In February 2018 Kuwait hosted an investment conference to help raise money for Iraq’s rebuilding and development. Beforehand, then Secretary of State Rex Tillerson said that the United States would not donate anything to the reconstruction effort. That reflected President Trump’s sentiment that funds that had gone to the Middle East had done little and was a “mistake,”
At the Kuwait meeting the U.S. pushed private investment and getting the Gulf States to contribute. The U.S. Export-Import Bank did say that it would sign a memorandum of understanding with Iraq for $2-$3 billion to help finance projects and trade. At the start of May however, the Intercept talked with the Bank and the Overseas Private Investment Corporation and neither said they had any projects planned for Iraq. The State Department is in transition with Secretary Tillerson having been fired so there could be a period before it works out a plan for what the Export-Import Bank and Overseas Investment Corporation could do in Iraq. The conference was also only three months ago. On the other hand, maybe America really isn’t going to help since the White House doesn’t seem much interested in Iraq after the war with the Islamic State ended.
Agence France Presse, “Iraq banks on private sector for post-IS reconstruction,” 2/9/18
Cocker, Margaret and Harris, Gardiner, “Iraq Wants $88 Billion for Rebuilding. Allies Offer a Fraction of That,” New York Times, 2/13/18
George, Susannah and Hinnant, Lori, “Few ready to pay to rebuild Iraq after Islamic State defeat,” Associated Press, 12/28/17
Gordon, Michael and Coles, Isabel, “Defeat of ISIS in Iraq Caused $45.7 billion in Damage to Infrastructure Study Finds,” Wall Street Journal 2/12/18

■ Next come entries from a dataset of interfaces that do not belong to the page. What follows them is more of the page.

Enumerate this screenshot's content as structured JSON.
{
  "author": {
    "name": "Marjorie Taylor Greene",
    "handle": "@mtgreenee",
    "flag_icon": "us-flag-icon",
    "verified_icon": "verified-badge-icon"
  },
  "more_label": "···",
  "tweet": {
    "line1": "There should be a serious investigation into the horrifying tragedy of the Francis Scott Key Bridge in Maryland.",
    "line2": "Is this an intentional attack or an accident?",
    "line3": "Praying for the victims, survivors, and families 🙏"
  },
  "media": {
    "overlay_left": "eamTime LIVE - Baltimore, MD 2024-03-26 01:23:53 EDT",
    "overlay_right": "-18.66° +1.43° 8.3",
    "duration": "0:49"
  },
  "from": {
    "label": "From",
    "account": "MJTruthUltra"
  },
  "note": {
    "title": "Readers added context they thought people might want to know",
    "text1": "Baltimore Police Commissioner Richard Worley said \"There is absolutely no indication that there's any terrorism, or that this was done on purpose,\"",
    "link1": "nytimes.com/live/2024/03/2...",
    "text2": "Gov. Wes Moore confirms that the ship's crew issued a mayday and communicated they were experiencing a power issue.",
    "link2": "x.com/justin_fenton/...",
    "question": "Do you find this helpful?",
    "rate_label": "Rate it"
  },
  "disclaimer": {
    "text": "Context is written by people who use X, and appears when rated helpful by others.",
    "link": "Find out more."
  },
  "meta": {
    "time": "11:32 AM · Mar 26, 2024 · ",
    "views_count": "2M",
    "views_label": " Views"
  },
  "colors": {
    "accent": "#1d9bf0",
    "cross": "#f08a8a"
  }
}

Magid, Pesha, Carrie, Shawn, “Destroyed And Saved,” The Intercept, 5/3/18
Mostafa, Mohamed, “U.S., Iraq sign USD3 bn memo for transport projects,” Iraqi News, 2/13/18